* First-quarter production hits record high
* Sends oil by barge, plans rail shipments to reach U.S.
* High costs, weak Canadian dollar behind 1st-qtr loss
* Shares up 8 pct, largest single-day gain in a year
By Sandhya Vijayan
April 24 (Reuters) - Canadian oil sands producer MEG Energy Corp posted record quarterly output and opened up new export routes to the United States, putting its shares on track for their biggest one-day percentage gain in a year.
MEG’s stock rose as much as 8 percent on Wednesday after the company said it had begun sending crude across the border on barges to avoid congestion in the main pipeline linking the oil sands of Alberta to U.S. refineries.
Chief Executive Bill McCaffrey said MEG also planned to ship “significant” volumes of crude by rail in the second half of the year.
“As we continue through 2013, we expect to deliver increasing volumes to higher-priced markets,” McCaffrey said in a statement accompanying first-quarter results.
MEG, whose key operations are in the southern Athabasca oil sands region of Alberta, said expanded steam generation capacity and enhanced reservoir efficiency measures allowed it to bring additional wells into production during the quarter.
The company’s average production in the first quarter rose 14 percent from a year earlier to a record 32,531 barrels of oil per day (bopd), overshadowing a quarterly loss driven by higher costs and a weaker Canadian dollar.
“The production numbers ... reinforce the company’s ability to bring production on line and continue to ramp up volumes,” said Morningstar analyst David McColl.
MEG said it remained on track to achieve production of 32,000 to 35,000 bopd in 2013.
But, like every major mining project in the Alberta oil sands -- the world’s third-largest reserve of crude oil -- the company has suffered substantial cost increases.
Net operating costs rose about 31 percent in the quarter to $10.44 per barrel. The company attributed the increase to higher natural gas prices and costs associated with its plans to grow production in the short term.
“The challenge for the company is the pace of capital spending, as well as the pricing they are getting for their heavy oil,” UBS analyst Chad Friess said.

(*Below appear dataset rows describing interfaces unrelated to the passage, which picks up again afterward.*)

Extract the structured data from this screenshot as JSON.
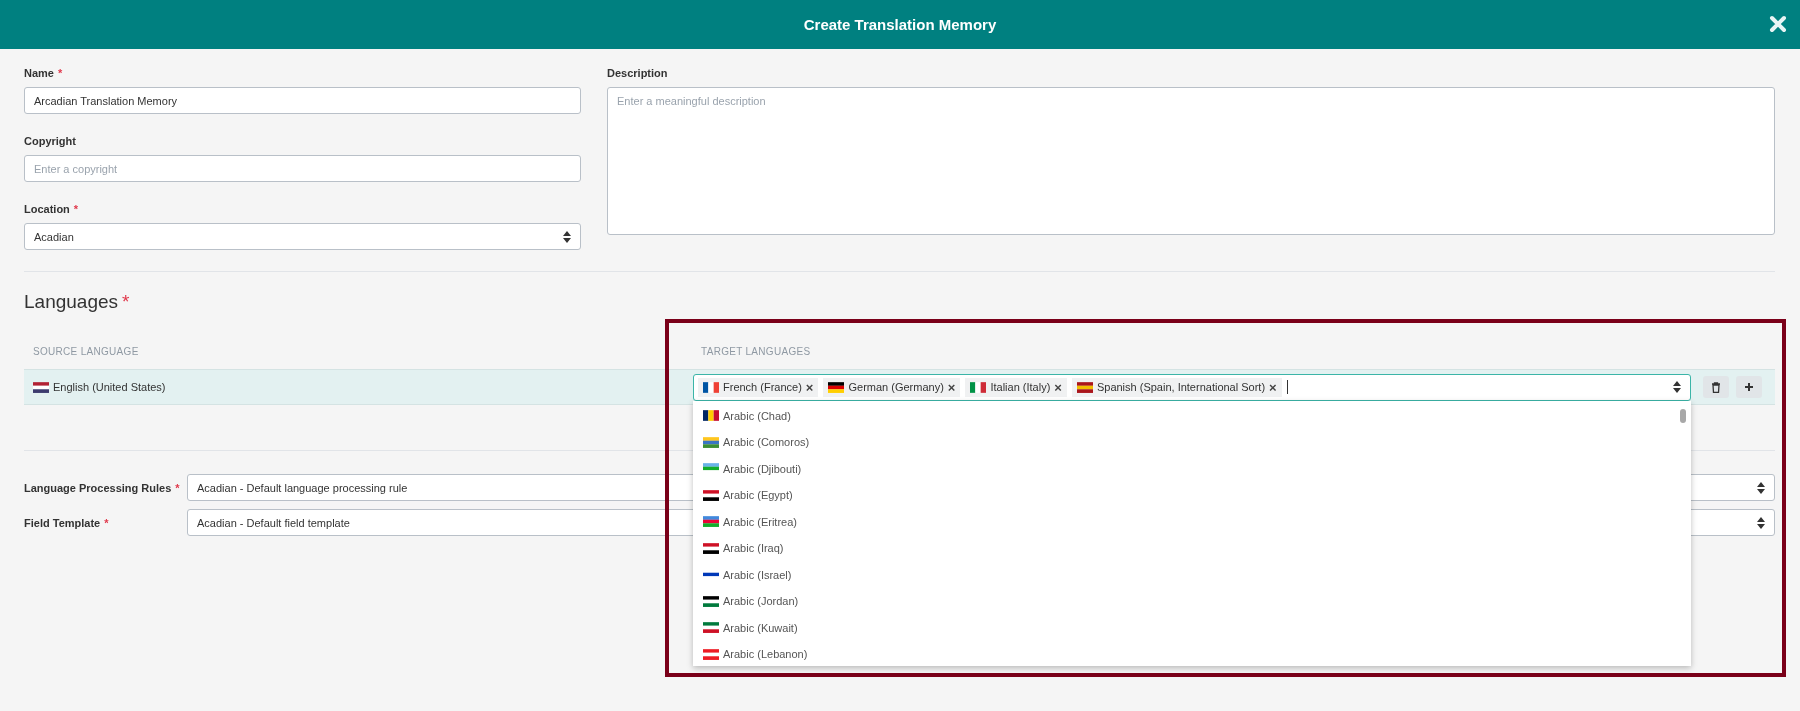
{
  "dialog": {
    "title": "Create Translation Memory"
  },
  "fields": {
    "name": {
      "label": "Name",
      "required_mark": "*",
      "value": "Arcadian Translation Memory"
    },
    "copyright": {
      "label": "Copyright",
      "placeholder": "Enter a copyright"
    },
    "location": {
      "label": "Location",
      "required_mark": "*",
      "value": "Acadian"
    },
    "description": {
      "label": "Description",
      "placeholder": "Enter a meaningful description"
    }
  },
  "languages": {
    "heading": "Languages",
    "required_mark": "*",
    "columns": [
      "SOURCE LANGUAGE",
      "TARGET LANGUAGES"
    ],
    "source": "English (United States)",
    "targets": [
      {
        "label": "French (France)",
        "remove": "×"
      },
      {
        "label": "German (Germany)",
        "remove": "×"
      },
      {
        "label": "Italian (Italy)",
        "remove": "×"
      },
      {
        "label": "Spanish (Spain, International Sort)",
        "remove": "×"
      }
    ],
    "options": [
      "Arabic (Chad)",
      "Arabic (Comoros)",
      "Arabic (Djibouti)",
      "Arabic (Egypt)",
      "Arabic (Eritrea)",
      "Arabic (Iraq)",
      "Arabic (Israel)",
      "Arabic (Jordan)",
      "Arabic (Kuwait)",
      "Arabic (Lebanon)"
    ]
  },
  "settings": [
    {
      "label": "Language Processing Rules",
      "required_mark": "*",
      "value": "Acadian - Default language processing rule"
    },
    {
      "label": "Field Template",
      "required_mark": "*",
      "value": "Acadian - Default field template"
    }
  ]
}
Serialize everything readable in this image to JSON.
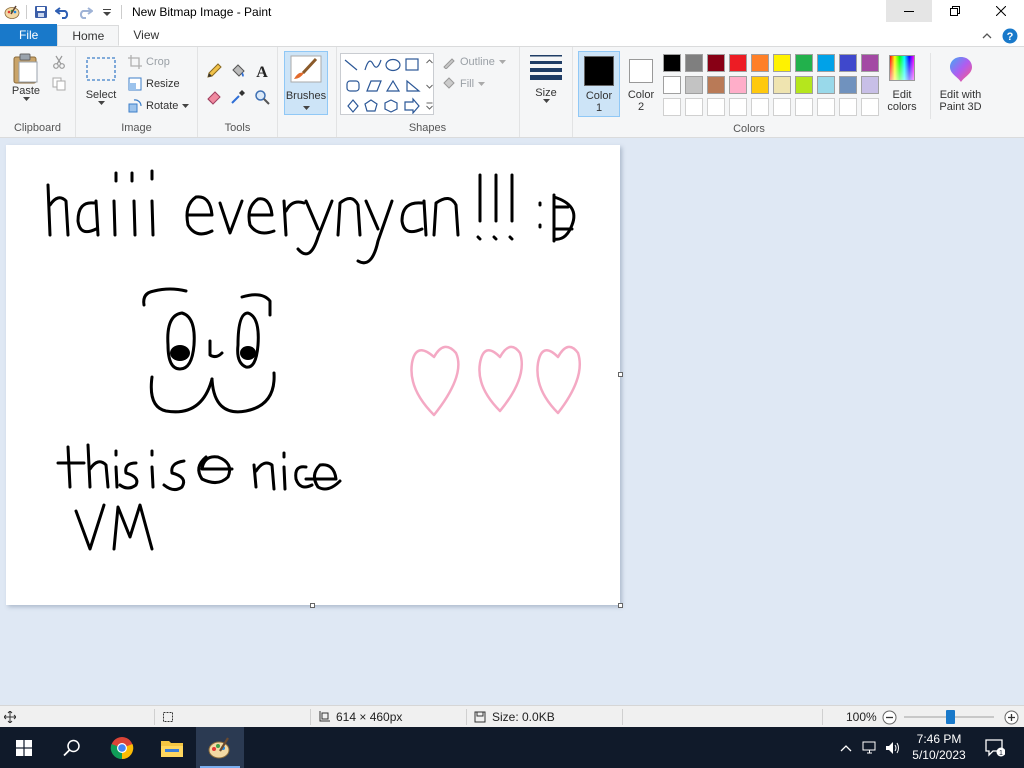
{
  "window": {
    "title": "New Bitmap Image - Paint"
  },
  "tabs": {
    "file": "File",
    "home": "Home",
    "view": "View"
  },
  "ribbon": {
    "clipboard": {
      "paste": "Paste",
      "label": "Clipboard"
    },
    "image": {
      "select": "Select",
      "crop": "Crop",
      "resize": "Resize",
      "rotate": "Rotate",
      "label": "Image"
    },
    "tools": {
      "label": "Tools"
    },
    "brushes": {
      "label": "Brushes"
    },
    "shapes": {
      "outline": "Outline",
      "fill": "Fill",
      "label": "Shapes"
    },
    "size": {
      "label": "Size"
    },
    "colors": {
      "color1": "Color",
      "color1_num": "1",
      "color2": "Color",
      "color2_num": "2",
      "edit_colors_1": "Edit",
      "edit_colors_2": "colors",
      "edit_paint3d_1": "Edit with",
      "edit_paint3d_2": "Paint 3D",
      "label": "Colors",
      "color1_value": "#000000",
      "color2_value": "#ffffff",
      "palette_row1": [
        "#000000",
        "#7f7f7f",
        "#880015",
        "#ed1c24",
        "#ff7f27",
        "#fff200",
        "#22b14c",
        "#00a2e8",
        "#3f48cc",
        "#a349a4"
      ],
      "palette_row2": [
        "#ffffff",
        "#c3c3c3",
        "#b97a57",
        "#ffaec9",
        "#ffc90e",
        "#efe4b0",
        "#b5e61d",
        "#99d9ea",
        "#7092be",
        "#c8bfe7"
      ],
      "palette_row3": [
        "#ffffff",
        "#ffffff",
        "#ffffff",
        "#ffffff",
        "#ffffff",
        "#ffffff",
        "#ffffff",
        "#ffffff",
        "#ffffff",
        "#ffffff"
      ]
    }
  },
  "status": {
    "dimensions": "614 × 460px",
    "size": "Size: 0.0KB",
    "zoom": "100%"
  },
  "taskbar": {
    "time": "7:46 PM",
    "date": "5/10/2023"
  }
}
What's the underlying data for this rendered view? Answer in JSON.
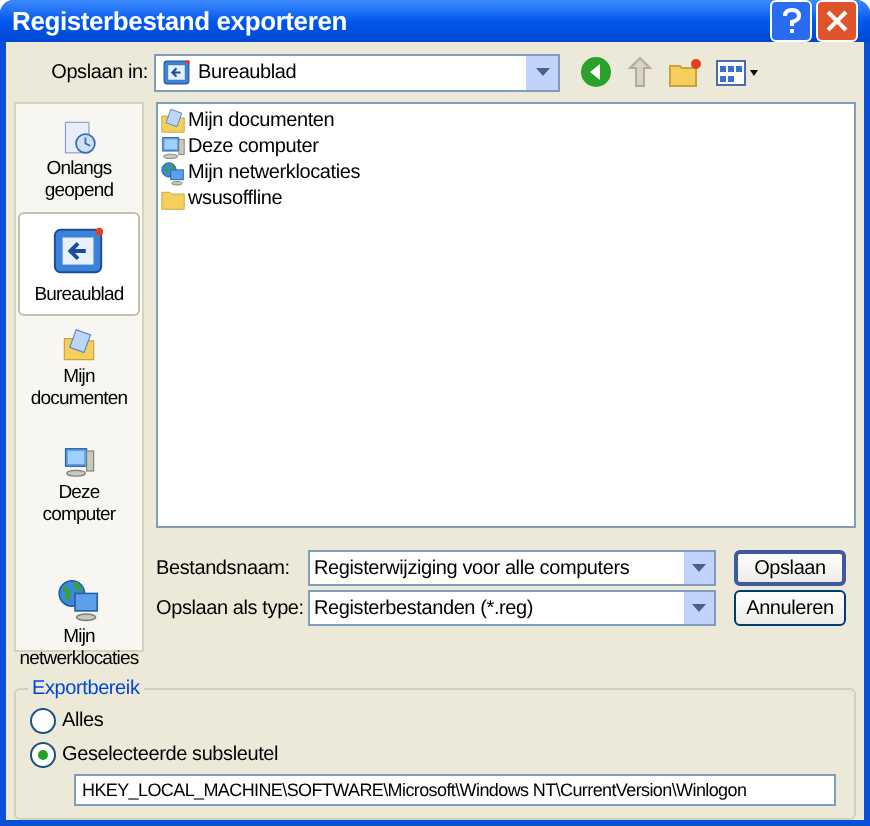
{
  "window": {
    "title": "Registerbestand exporteren"
  },
  "save_in": {
    "label": "Opslaan in:",
    "value": "Bureaublad"
  },
  "places": [
    {
      "label": "Onlangs geopend",
      "kind": "recent",
      "selected": false
    },
    {
      "label": "Bureaublad",
      "kind": "desktop",
      "selected": true
    },
    {
      "label": "Mijn documenten",
      "kind": "documents",
      "selected": false
    },
    {
      "label": "Deze computer",
      "kind": "computer",
      "selected": false
    },
    {
      "label": "Mijn netwerklocaties",
      "kind": "network",
      "selected": false
    }
  ],
  "files": [
    {
      "name": "Mijn documenten",
      "kind": "documents"
    },
    {
      "name": "Deze computer",
      "kind": "computer"
    },
    {
      "name": "Mijn netwerklocaties",
      "kind": "network"
    },
    {
      "name": "wsusoffline",
      "kind": "folder"
    }
  ],
  "file_name": {
    "label": "Bestandsnaam:",
    "value": "Registerwijziging voor alle computers"
  },
  "file_type": {
    "label": "Opslaan als type:",
    "value": "Registerbestanden (*.reg)"
  },
  "buttons": [
    "Opslaan",
    "Annuleren"
  ],
  "export_range": {
    "title": "Exportbereik",
    "options": [
      {
        "label": "Alles",
        "selected": false
      },
      {
        "label": "Geselecteerde subsleutel",
        "selected": true
      }
    ],
    "key_path": "HKEY_LOCAL_MACHINE\\SOFTWARE\\Microsoft\\Windows NT\\CurrentVersion\\Winlogon"
  }
}
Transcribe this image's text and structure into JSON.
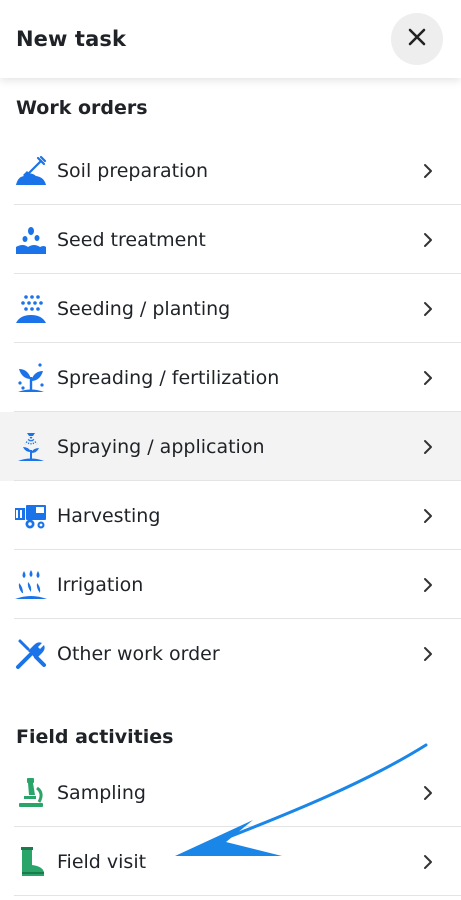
{
  "header": {
    "title": "New task"
  },
  "colors": {
    "work_order_icon": "#1a73e8",
    "field_activity_icon": "#2aa56a",
    "annotation_arrow": "#1a86e8"
  },
  "work_orders": {
    "title": "Work orders",
    "items": [
      {
        "label": "Soil preparation",
        "icon": "shovel-icon"
      },
      {
        "label": "Seed treatment",
        "icon": "seed-treatment-icon"
      },
      {
        "label": "Seeding / planting",
        "icon": "seeding-icon"
      },
      {
        "label": "Spreading / fertilization",
        "icon": "spreading-icon"
      },
      {
        "label": "Spraying / application",
        "icon": "spraying-icon"
      },
      {
        "label": "Harvesting",
        "icon": "harvester-icon"
      },
      {
        "label": "Irrigation",
        "icon": "irrigation-icon"
      },
      {
        "label": "Other work order",
        "icon": "tools-icon"
      }
    ]
  },
  "field_activities": {
    "title": "Field activities",
    "items": [
      {
        "label": "Sampling",
        "icon": "microscope-icon"
      },
      {
        "label": "Field visit",
        "icon": "boot-icon"
      }
    ]
  }
}
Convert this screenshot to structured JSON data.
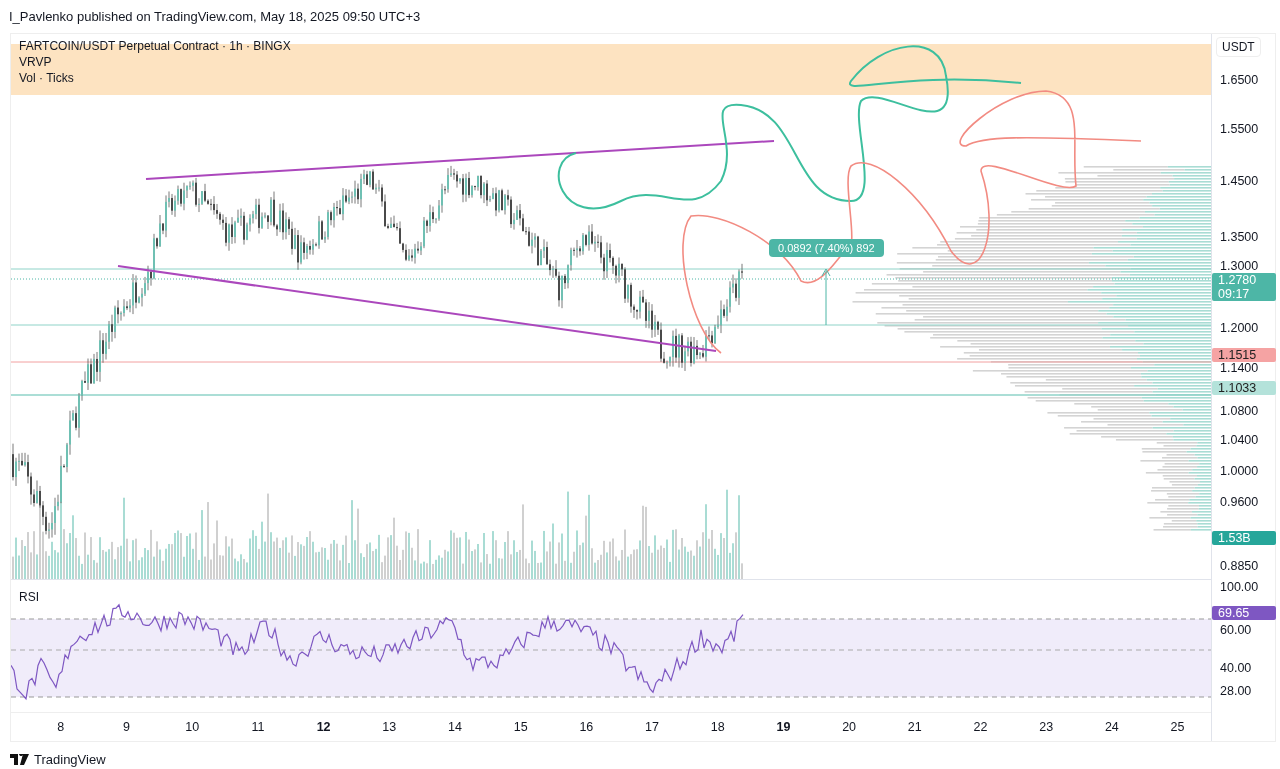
{
  "header": {
    "text": "I_Pavlenko published on TradingView.com, May 18, 2025 09:50 UTC+3"
  },
  "legend": [
    "FARTCOIN/USDT Perpetual Contract · 1h · BINGX",
    "VRVP",
    "Vol · Ticks"
  ],
  "price_axis": {
    "currency": "USDT",
    "ticks": [
      "1.6500",
      "1.5500",
      "1.4500",
      "1.3500",
      "1.3000",
      "1.2000",
      "1.1400",
      "1.0800",
      "1.0400",
      "1.0000",
      "0.9600",
      "0.8850"
    ],
    "badges": [
      {
        "kind": "last_price",
        "value": "1.2780",
        "countdown": "09:17",
        "color": "#4db6a6"
      },
      {
        "kind": "line",
        "value": "1.1515",
        "color": "#f5a3a3"
      },
      {
        "kind": "line",
        "value": "1.1033",
        "color": "#b4e2da"
      },
      {
        "kind": "volume",
        "value": "1.53B",
        "color": "#26a69a"
      }
    ]
  },
  "measure": {
    "label": "0.0892 (7.40%) 892"
  },
  "rsi": {
    "label": "RSI",
    "ticks": [
      "100.00",
      "60.00",
      "40.00",
      "28.00"
    ],
    "badge": {
      "value": "69.65",
      "color": "#7e57c2"
    }
  },
  "time_axis": [
    {
      "label": "8",
      "bold": false
    },
    {
      "label": "9",
      "bold": false
    },
    {
      "label": "10",
      "bold": false
    },
    {
      "label": "11",
      "bold": false
    },
    {
      "label": "12",
      "bold": true
    },
    {
      "label": "13",
      "bold": false
    },
    {
      "label": "14",
      "bold": false
    },
    {
      "label": "15",
      "bold": false
    },
    {
      "label": "16",
      "bold": false
    },
    {
      "label": "17",
      "bold": false
    },
    {
      "label": "18",
      "bold": false
    },
    {
      "label": "19",
      "bold": true
    },
    {
      "label": "20",
      "bold": false
    },
    {
      "label": "21",
      "bold": false
    },
    {
      "label": "22",
      "bold": false
    },
    {
      "label": "23",
      "bold": false
    },
    {
      "label": "24",
      "bold": false
    },
    {
      "label": "25",
      "bold": false
    }
  ],
  "footer": {
    "brand": "TradingView"
  }
}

MEG posted a first-quarter loss of C$71.3 million ($69.5 million), or 32 Canadian cents per share, compared with a profit of C$53.4 million, or 27 Canadian cents per share, a year earlier.
As well as rising costs, the company attributed the loss to a drop in the value of the Canadian dollar relative to the U.S. dollar, which resulted in unrealized foreign exchange impacts on its U.S. dollar-denominated debt, cash and cash equivalents.
Cash flow from operations fell to C$7.1 million in the quarter from C$72.0 million a year earlier due to lower prices, particularly in the first two months of the quarter.
Despite the fall, cash flow was well within the expected range, Friess said.
MEG’s shares were trading up 7 percent at C$29.00 in afternoon trading on the Toronto Stock Exchange.